#### [TASK INSTRUCTIONS]
Pictures do not belong in the copy; restate the records below word for word.

(Page and application data records)
··········

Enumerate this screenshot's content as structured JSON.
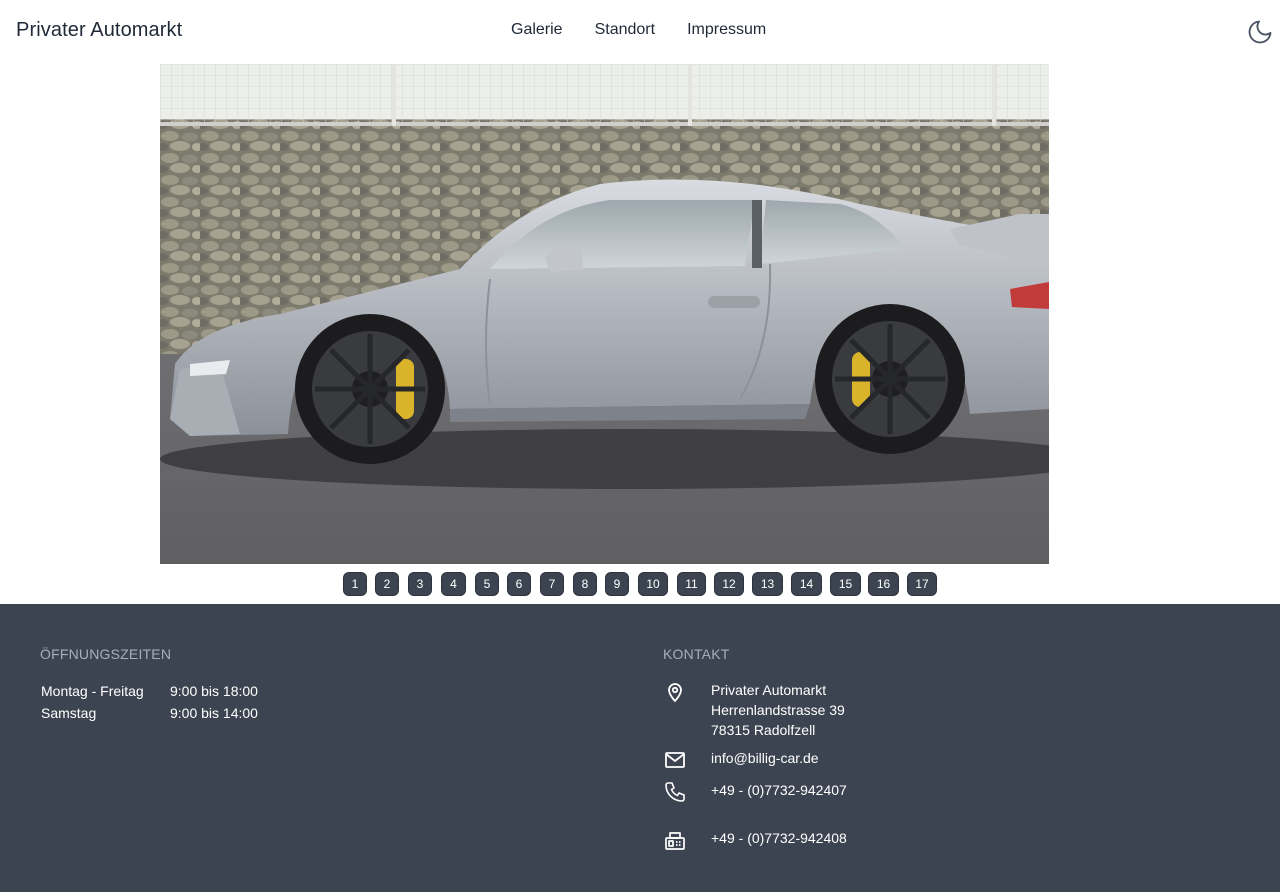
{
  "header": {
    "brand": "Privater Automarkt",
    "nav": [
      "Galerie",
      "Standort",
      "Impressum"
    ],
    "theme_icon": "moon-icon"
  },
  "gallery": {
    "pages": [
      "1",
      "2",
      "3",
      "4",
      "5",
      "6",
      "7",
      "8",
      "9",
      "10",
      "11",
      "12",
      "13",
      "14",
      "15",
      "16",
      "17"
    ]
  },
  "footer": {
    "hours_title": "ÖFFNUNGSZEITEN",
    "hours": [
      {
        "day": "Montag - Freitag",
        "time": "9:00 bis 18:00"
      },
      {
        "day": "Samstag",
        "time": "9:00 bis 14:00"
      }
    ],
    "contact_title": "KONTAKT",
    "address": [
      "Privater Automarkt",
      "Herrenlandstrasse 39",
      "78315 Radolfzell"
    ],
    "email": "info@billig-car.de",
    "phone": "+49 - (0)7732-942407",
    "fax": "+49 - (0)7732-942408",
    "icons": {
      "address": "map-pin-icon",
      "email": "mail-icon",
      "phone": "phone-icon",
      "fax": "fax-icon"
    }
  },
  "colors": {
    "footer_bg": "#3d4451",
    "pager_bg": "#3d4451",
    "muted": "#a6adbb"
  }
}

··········

#### [SOLUTION TO THE EXERCISE]
Enumerate this screenshot's content as structured JSON.
{
  "header": {
    "brand": "Privater Automarkt",
    "nav": [
      "Galerie",
      "Standort",
      "Impressum"
    ],
    "theme_icon": "moon-icon"
  },
  "gallery": {
    "pages": [
      "1",
      "2",
      "3",
      "4",
      "5",
      "6",
      "7",
      "8",
      "9",
      "10",
      "11",
      "12",
      "13",
      "14",
      "15",
      "16",
      "17"
    ]
  },
  "footer": {
    "hours_title": "ÖFFNUNGSZEITEN",
    "hours": [
      {
        "day": "Montag - Freitag",
        "time": "9:00 bis 18:00"
      },
      {
        "day": "Samstag",
        "time": "9:00 bis 14:00"
      }
    ],
    "contact_title": "KONTAKT",
    "address": [
      "Privater Automarkt",
      "Herrenlandstrasse 39",
      "78315 Radolfzell"
    ],
    "email": "info@billig-car.de",
    "phone": "+49 - (0)7732-942407",
    "fax": "+49 - (0)7732-942408",
    "icons": {
      "address": "map-pin-icon",
      "email": "mail-icon",
      "phone": "phone-icon",
      "fax": "fax-icon"
    }
  },
  "colors": {
    "footer_bg": "#3d4451",
    "pager_bg": "#3d4451",
    "muted": "#a6adbb"
  }
}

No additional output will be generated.